Agile = Trust
”The agile work method often aids flexibility in the organisation, enables faster processes and a better working culture for both individuals and groups.”
To succeed in creating a culture that supports the agile work method the organisation needs trust and togetherness. So says Lagotto’s senior search consultant Christos Voglis who has considerable experience in the area – and who has recruited competence to, and coached companies during, an agile transformation. Below he shares his views on the agile work method.
”We must become more agile!”

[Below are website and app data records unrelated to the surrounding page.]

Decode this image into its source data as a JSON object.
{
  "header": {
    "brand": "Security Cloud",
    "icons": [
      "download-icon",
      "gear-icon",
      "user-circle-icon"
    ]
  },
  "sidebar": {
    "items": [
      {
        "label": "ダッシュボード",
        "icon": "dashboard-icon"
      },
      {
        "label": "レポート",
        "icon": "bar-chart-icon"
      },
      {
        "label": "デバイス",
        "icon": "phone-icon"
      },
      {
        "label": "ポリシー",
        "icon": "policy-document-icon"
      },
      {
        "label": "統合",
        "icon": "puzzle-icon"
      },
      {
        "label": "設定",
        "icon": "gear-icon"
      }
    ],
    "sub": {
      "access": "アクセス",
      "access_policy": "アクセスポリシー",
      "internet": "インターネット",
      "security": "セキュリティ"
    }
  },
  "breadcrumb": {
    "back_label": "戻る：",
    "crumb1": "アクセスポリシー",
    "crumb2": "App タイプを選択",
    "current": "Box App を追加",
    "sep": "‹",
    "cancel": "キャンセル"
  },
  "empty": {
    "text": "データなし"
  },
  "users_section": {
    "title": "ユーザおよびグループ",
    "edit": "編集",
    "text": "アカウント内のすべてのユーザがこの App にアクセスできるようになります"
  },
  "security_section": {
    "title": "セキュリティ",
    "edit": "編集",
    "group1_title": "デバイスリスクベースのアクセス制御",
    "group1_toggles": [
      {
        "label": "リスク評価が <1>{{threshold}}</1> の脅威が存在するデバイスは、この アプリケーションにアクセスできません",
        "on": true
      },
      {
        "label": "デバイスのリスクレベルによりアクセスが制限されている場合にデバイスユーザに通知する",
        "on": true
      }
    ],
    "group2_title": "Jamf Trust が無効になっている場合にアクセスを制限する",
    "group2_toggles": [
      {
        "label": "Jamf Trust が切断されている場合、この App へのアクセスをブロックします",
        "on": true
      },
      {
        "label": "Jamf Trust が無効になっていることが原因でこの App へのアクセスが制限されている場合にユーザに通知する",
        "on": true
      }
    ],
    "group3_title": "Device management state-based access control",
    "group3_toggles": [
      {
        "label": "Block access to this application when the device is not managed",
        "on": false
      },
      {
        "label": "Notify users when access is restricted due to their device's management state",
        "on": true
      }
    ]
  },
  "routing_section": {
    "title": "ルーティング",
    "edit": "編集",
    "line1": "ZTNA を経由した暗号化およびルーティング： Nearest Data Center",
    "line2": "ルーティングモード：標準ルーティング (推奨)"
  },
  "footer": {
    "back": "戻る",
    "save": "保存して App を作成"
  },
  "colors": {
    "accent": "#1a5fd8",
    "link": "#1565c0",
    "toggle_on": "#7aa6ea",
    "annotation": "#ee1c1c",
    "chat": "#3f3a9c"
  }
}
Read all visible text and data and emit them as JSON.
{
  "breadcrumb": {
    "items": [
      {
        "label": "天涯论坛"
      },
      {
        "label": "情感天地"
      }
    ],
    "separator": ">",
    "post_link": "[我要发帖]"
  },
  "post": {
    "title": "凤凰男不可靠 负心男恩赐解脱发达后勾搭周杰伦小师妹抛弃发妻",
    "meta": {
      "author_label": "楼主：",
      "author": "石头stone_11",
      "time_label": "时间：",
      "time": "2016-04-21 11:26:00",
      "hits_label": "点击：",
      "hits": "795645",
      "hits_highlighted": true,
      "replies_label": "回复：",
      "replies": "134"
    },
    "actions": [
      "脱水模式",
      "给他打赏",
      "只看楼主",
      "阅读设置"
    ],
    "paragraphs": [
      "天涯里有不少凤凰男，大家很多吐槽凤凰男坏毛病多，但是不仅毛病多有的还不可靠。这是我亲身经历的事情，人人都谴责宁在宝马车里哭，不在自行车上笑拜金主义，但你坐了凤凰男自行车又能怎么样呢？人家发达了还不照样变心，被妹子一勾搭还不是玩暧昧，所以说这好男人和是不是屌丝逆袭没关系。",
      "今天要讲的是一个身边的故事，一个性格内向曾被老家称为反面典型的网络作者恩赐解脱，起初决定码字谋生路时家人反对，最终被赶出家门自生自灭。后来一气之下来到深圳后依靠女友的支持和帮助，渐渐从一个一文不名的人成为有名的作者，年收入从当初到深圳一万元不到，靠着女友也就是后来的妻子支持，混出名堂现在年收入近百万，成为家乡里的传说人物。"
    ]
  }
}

Do you recognise this? We have probably all heard this in meetings, by the coffee machine or on Teams. Many organisations have implemented the agile work method. The agile method often aids flexibility in the organisation, enables faster processes and a better working culture for both individuals and groups. Most companies do not have a culture or history of agile methods. There are a few companies that have built their business based on agile methods and an agile culture, especially among start-ups. But most companies need to rethink and to think in new ways – to transform in order to go over to agile methods and processes.
However these transformations are not always easy.
It is not really possible to make these changes through the theoretical presentations of models, investments in new IT systems, by introducing new job titles or new reporting lines, by building Tribes or by allowing smaller groups to learn iterative methods led by agile coaches. It is rather that company culture and behaviour needs to change. To become a culture built on trust and togetherness in the organisation. To form a true agile culture, trust must be the basis of all relationships. Qualities such as curiosity, personal responsibility, learning, trust and co-operation are norms for all employees. It is important that this culture permeates through all parts of the organisation – from management to all staff members.
How do you build an agile culture?
The agile method can only become a reality if the management and owners in a company also adopt an agile method and become a good example for the employees. The most difficult part in becoming agile is to build trust and togetherness. This requires that each individual experiences freedom, trusts their colleagues and believes in the company. Building such a culture takes time.
I can see a lot of agile thinking in team sports, an arena where I have been very active. The best team I played in – and also the most successful team – was not the one in which we trained daily and for many hours. It was instead my sixth form college team.
We played in the Swedish national championships, both indoors and outdoors, and thereafter we went to a football tournament in the USA. The team consisted of players from many different local clubs. Our coach had an A4-paper. On that paper was written what was expected of each player on the pitch. It was a business plan, or an action plan.
The coach coined the phrase “togethership” which became our watchword. We beat different Swedish national sixth form teams with players from the top Swedish leagues. What we had in the team was trust and togetherness. We played 28 matches in that season – and we won them all. We did not have the same quality at an individual level as our opponents, but in that culture and in that team we were as a group at a level equivalent to the national team.
4 cornerstones of an agile culture
To build an agile organisation takes time. One can talk about four cornerstones when building an agile culture:
1. Customer first. There is a genuine interest and curiosity about the customer, what is important for the customer and how you can help the customer to solve their problem or improve their operations.
2. Responsibility and trust. The staff member knows her responsibility to deliver and the leaders trusts that the team member will do it. All initiatives are valuable and everyone believes in people’s ability.
3. Feedback and learning. In an agile culture feedback is encouraged and continuous learning – testing and experimenting – is the core of how we work. This means we need to let go of the view that something is either right or wrong, and instead have the attitude “let’s try and see if it works”.
4. Teamwork. A key component of agile is working in cross-functional and independently run teams. For this to work the team needs to work towards an agreed goal and work actively with its development as one team.
In the final analysis if the organisation doesn’t understand that togethership is equal to trust, and agile is equal to togethership, then the concept falls apart. Then it doesn’t matter which products you have or which players you have in your team.
Please get in touch with us at Lagotto if you would like to know more about how you can build an agile organisation, or if you would like to bring in one of our agile coaches to help you get going: email@example.com.